Improved well economics cuts both ways, however, because producers now get more out of every rig in the field than they did before and may not need as many rigs to maintain or even grow production like they did before. However, if shale remains such a cheap source of oil, demand for it and the rigs that can drill for it should rise.

3. Expanding its international fleet

When you drill down into H&P's earnings, it's clear that the company's prospects live and die with the U.S. drilling market. Even today when drilling activity in this country is incredibly low and less than 25% of the company's U.S. fleet is being used, that business segment still makes up more than three-quarters of operational income. 

Part of the reason that Helmerich & Payne's business is overly reliant on the U.S. is that its fleet is very new and specifically designed to handle the complex drilling jobs that shale reservoirs require. But outside of the U.S. and Canada, most land drilling is for conventional reservoirs and hasn't required the specifications of Helmerich & Payne's fleet. This dynamic is starting to change, though. In places with abundant shale resources -- Argentina, for example -- there is going to be a larger demand for the company's rigs.
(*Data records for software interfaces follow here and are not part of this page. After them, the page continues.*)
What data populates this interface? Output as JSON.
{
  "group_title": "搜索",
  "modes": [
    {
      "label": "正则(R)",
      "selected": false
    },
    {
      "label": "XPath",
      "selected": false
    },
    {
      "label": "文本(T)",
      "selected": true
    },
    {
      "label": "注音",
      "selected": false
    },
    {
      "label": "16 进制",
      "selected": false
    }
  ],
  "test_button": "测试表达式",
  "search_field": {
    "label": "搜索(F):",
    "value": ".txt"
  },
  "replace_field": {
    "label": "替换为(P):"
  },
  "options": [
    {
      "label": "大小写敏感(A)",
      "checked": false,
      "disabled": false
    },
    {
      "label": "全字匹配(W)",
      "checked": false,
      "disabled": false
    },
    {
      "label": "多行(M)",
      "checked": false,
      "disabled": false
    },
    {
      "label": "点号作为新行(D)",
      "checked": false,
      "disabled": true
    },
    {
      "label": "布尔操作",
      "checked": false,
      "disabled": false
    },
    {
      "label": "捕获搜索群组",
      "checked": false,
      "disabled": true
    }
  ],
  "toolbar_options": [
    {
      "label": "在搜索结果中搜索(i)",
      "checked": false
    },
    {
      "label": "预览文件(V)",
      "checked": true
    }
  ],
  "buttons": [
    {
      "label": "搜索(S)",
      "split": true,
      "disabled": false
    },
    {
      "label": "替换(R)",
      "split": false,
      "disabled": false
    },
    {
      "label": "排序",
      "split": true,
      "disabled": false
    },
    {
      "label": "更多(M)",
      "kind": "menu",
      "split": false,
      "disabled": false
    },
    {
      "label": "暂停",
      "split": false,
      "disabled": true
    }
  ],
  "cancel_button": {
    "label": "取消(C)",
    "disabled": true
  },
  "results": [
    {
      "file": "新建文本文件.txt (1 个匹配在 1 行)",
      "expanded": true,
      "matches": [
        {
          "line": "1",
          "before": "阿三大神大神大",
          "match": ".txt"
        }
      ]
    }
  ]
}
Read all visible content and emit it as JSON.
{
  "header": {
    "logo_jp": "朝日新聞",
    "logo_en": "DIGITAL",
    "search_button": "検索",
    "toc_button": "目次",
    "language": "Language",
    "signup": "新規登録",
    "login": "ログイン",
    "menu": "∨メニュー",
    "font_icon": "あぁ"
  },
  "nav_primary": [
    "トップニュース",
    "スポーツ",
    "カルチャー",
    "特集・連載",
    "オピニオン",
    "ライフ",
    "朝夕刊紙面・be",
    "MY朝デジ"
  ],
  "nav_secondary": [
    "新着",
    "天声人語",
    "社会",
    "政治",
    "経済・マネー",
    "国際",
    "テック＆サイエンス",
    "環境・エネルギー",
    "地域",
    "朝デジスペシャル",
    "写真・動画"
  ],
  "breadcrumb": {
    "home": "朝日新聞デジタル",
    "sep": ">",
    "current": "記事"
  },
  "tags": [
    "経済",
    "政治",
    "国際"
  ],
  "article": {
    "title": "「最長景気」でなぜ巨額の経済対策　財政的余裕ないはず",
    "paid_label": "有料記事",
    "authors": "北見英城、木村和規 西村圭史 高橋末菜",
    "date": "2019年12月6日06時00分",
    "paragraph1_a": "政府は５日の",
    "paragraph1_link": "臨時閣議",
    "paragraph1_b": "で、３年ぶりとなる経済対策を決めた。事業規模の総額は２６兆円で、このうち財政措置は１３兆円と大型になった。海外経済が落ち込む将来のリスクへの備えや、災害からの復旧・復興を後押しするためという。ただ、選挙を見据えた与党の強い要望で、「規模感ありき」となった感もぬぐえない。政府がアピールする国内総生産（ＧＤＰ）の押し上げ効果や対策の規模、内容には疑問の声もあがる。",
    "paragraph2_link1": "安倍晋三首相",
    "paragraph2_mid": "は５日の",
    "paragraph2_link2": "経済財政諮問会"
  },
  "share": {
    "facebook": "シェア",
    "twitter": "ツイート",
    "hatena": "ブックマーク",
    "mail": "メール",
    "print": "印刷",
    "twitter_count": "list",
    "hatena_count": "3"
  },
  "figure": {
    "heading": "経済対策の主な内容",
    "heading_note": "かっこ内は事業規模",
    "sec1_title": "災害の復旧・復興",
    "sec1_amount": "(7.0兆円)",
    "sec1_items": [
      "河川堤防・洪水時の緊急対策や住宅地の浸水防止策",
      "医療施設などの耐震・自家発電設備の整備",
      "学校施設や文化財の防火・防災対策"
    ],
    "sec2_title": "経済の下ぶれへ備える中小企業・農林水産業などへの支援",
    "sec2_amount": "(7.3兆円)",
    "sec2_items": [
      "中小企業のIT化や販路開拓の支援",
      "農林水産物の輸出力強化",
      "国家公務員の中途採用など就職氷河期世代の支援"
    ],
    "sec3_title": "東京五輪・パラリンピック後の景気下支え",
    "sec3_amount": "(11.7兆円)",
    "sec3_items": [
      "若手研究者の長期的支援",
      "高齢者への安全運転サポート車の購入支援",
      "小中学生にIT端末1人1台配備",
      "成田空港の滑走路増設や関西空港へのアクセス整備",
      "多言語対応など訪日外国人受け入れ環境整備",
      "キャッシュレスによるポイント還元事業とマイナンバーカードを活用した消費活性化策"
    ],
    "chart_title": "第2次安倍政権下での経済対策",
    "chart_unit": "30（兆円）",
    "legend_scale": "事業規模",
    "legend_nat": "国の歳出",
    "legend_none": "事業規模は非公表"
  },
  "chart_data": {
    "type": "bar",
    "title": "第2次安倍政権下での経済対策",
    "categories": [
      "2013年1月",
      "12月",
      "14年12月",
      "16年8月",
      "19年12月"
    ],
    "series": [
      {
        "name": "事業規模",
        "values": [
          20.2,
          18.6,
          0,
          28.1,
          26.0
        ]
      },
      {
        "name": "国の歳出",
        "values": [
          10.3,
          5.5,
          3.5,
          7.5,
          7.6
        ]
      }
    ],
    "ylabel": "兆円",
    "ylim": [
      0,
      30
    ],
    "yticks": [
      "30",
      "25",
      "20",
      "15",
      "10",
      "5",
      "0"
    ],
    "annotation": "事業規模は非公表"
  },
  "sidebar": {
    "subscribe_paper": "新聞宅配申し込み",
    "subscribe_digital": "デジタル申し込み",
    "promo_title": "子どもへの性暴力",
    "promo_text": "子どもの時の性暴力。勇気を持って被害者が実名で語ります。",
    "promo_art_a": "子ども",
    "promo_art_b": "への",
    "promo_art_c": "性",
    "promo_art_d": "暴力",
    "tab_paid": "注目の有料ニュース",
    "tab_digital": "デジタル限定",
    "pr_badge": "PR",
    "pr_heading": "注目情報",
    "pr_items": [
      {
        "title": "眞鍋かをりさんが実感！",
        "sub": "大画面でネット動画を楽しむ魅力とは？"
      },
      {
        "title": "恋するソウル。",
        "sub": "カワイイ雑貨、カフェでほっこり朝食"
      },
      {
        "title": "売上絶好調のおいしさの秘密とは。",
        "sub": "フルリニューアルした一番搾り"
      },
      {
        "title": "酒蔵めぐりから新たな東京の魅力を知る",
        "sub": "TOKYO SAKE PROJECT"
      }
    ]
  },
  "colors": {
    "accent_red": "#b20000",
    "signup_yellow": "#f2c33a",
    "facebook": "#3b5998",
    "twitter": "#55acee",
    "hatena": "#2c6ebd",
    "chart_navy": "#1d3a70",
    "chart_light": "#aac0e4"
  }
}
Another thing to consider about international shale drilling is that most of it is being done by the large integrated majors like ExxonMobil and Chevron. These are companies that Helmerich & Payne has a good working relationship with in the U.S. and typically contract land rigs for longer stretches of time than smaller independent drillers. By making more of its advanced fleet available to these players internationally, it would allow the company to take advantage of the growing interest in shale internationally and give it a more robust earnings stream from outside the U.S. 

What a Fool believes

The drilling market has not been kind to Helmerich & Payne over the past couple years, but management has done a commendable job of keeping the company profitable by cutting costs and having the foresight to maintain balance sheet discipline during the boom times. While it's not a foregone certainty that drilling demand is coming back in the U.S. soon, the company has said that it has been fielding calls from producers that are testing the waters.   

Higher drilling activity, coupled with a scrapping of older rigs and lowering costs for shale, should help boost Helmerich & Payne's immediate prospects. Longer term, though, moving some rigs overseas to capture some of the growing interest in shale drilling there would give the company an additional growth lever to pull in the future. All of these things could have a significant impact on the stock in a good way.

This article represents the opinion of the writer, who may disagree with the “official” recommendation position of a Motley Fool premium advisory service. We’re motley! Questioning an investing thesis -- even one of our own -- helps us all think critically about investing and make decisions that help us become smarter, happier, and richer.